Old bikes carry your story. It’s tough to let them go. But, when we arrived to San Diego, we posted the pair on Craigslist. Due to COVID and closures, a bidding war began. But in the end, we let them go to the first contact who offered our original full price. The next morning, an excited young couple pulled into our campground in a brand new Lotus. They were delighted when Jim rolled the bikes out and gave them a short tutorial. Then, the Dahons split with the Lotus and never looked back. That’s what bikes do – move forward. Ride on, Old Friends, ride on.
Now, that our bike riding possibilities are kinda endless, we’re thinking bigger and more strategically about rail trails and off-street bike lanes like Tammany Trace, Luce Line, maybe the entire Erie Canal …
Whee! … Pico at the helm … Sun on my shoulders … Wind whipping through Jim’s chest hair … The Dolphins make us feel plucky as the cares of the world recede into the background.
Here’s the deal: we take the Dolphins out as often as possible and they make sure we’re home in time for dinner. In the last few months, we’ve ridden with them over all kinds of surfaces – pavements, packed earth, gravel and sand. The fat all-terrain tires smooth out the rough spots and take the hit for our old butts.
So, yeah.
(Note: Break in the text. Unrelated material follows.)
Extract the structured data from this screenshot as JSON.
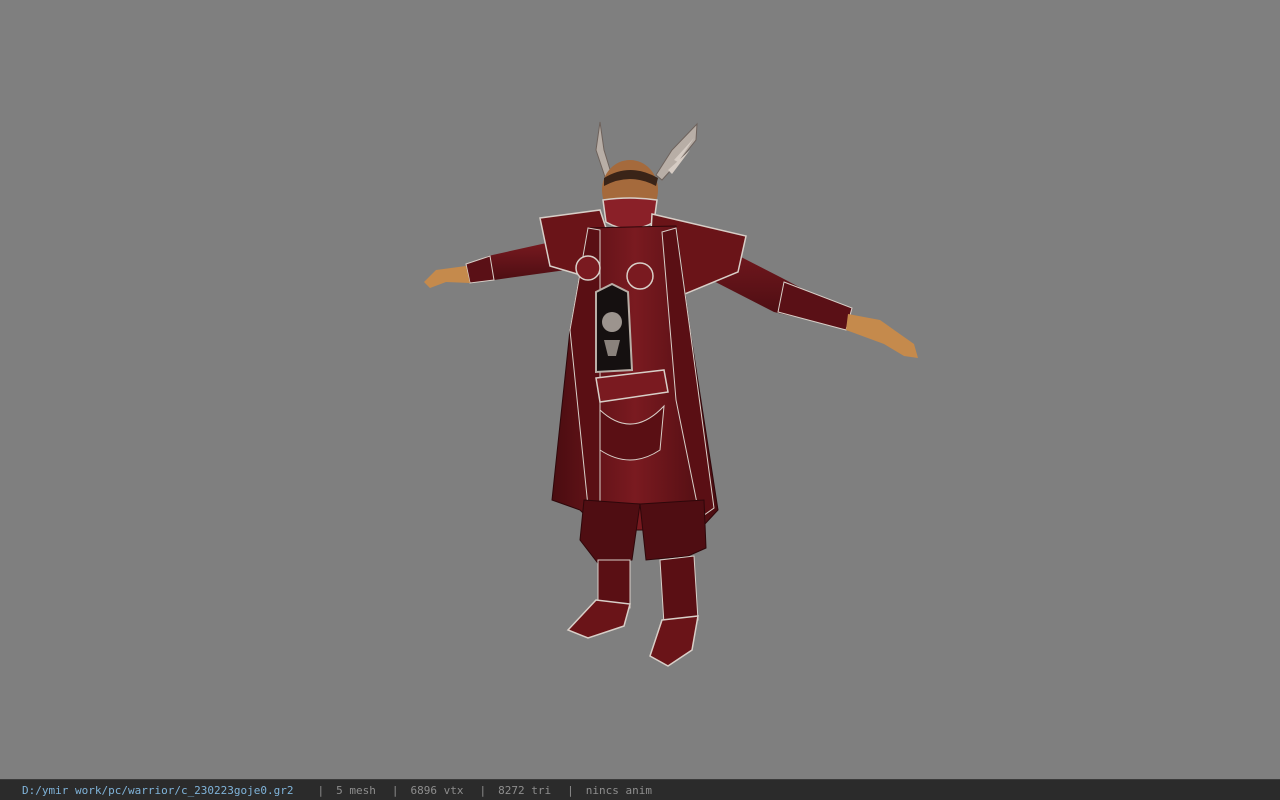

The wait was worth it. The Dolphins are getting us out there, coaxing us to go farther, stay out longer – encouraging us to experience the world like a couple of forty year-olds with a happy puppy-dog.
We’re so fond of these bikes that we’ve reached out to the awesome folks at Qualisports USA, and asked them to give LIB followers a discount. So if you decide to go with a Dolphin, use this discount code: LIVINGINBEAUTY, and the link below, to receive a $100 discount per Dolphin and free shipping at checkout.
Have fun. Stay safe. Look both ways. Respect the rules of the road, wear a helmet, avoid crowded areas and …
See you out there!
History of BicyclesBicycles are fascinating contraptions. The Bicycle Museum Of America is a great place to stop and learn The History of The Bicycle.
In 1815 the eruption of Mt. Tambura in Indonesia resulted in a drop in global temperatures and famine across Europe and North America. Horses and livestock were no longer dependable for transportation. So in 1818, Karl Drais invented the Laufmaschine (German for “running machine”), the world’s first bicycle.
Susan B. Anthony considered the invention of the bicycle to be the single most important factor in women’s fight for equal rights.
Henry Ford’s invention of the “quadricycle” in 1896 served as forerunner for the Model T in 1908.
The military introduced bicycles in 1908 to conserve fuel and steel and horses.
In 1940, the military’s most extensive experimentation on bicycle units was carried out by the 25th United States Infantry, an African American regiment known as Buffalo Soldiers. Stationed in Montana, the soldiers rode bicycles across harsh landscapes without roads for hundreds of miles at high speeds, making mountain biking history.
If you want to see our exact route, click here.
*photos in this post (unless otherwise noted) were taken and copyrighted by Living In Beauty.